◆ Your instructions ◆
The records that follow must be repeated verbatim, every one of them.

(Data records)
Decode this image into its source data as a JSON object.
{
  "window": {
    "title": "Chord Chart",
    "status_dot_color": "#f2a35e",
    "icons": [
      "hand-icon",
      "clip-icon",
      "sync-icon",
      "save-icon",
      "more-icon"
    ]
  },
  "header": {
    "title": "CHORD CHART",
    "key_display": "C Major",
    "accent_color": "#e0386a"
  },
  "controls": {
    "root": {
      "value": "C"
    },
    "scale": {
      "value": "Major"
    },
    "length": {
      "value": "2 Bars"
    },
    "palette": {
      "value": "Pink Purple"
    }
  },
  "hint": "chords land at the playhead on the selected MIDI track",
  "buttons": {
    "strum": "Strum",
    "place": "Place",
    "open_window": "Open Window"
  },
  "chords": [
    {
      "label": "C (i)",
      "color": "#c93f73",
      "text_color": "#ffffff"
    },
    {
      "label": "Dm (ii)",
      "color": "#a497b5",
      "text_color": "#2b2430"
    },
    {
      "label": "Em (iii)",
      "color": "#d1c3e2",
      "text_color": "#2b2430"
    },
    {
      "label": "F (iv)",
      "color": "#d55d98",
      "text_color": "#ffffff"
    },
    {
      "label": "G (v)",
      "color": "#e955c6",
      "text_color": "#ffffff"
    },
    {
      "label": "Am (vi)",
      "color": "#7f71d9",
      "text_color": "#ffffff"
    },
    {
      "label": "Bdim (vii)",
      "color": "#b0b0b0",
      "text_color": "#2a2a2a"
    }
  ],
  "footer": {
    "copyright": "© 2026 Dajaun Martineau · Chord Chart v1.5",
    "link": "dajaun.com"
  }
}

◆ Exercise answer ◆
Decode this image into its source data as a JSON object.
{
  "window": {
    "title": "Chord Chart",
    "status_dot_color": "#f2a35e",
    "icons": [
      "hand-icon",
      "clip-icon",
      "sync-icon",
      "save-icon",
      "more-icon"
    ]
  },
  "header": {
    "title": "CHORD CHART",
    "key_display": "C Major",
    "accent_color": "#e0386a"
  },
  "controls": {
    "root": {
      "value": "C"
    },
    "scale": {
      "value": "Major"
    },
    "length": {
      "value": "2 Bars"
    },
    "palette": {
      "value": "Pink Purple"
    }
  },
  "hint": "chords land at the playhead on the selected MIDI track",
  "buttons": {
    "strum": "Strum",
    "place": "Place",
    "open_window": "Open Window"
  },
  "chords": [
    {
      "label": "C (i)",
      "color": "#c93f73",
      "text_color": "#ffffff"
    },
    {
      "label": "Dm (ii)",
      "color": "#a497b5",
      "text_color": "#2b2430"
    },
    {
      "label": "Em (iii)",
      "color": "#d1c3e2",
      "text_color": "#2b2430"
    },
    {
      "label": "F (iv)",
      "color": "#d55d98",
      "text_color": "#ffffff"
    },
    {
      "label": "G (v)",
      "color": "#e955c6",
      "text_color": "#ffffff"
    },
    {
      "label": "Am (vi)",
      "color": "#7f71d9",
      "text_color": "#ffffff"
    },
    {
      "label": "Bdim (vii)",
      "color": "#b0b0b0",
      "text_color": "#2a2a2a"
    }
  ],
  "footer": {
    "copyright": "© 2026 Dajaun Martineau · Chord Chart v1.5",
    "link": "dajaun.com"
  }
}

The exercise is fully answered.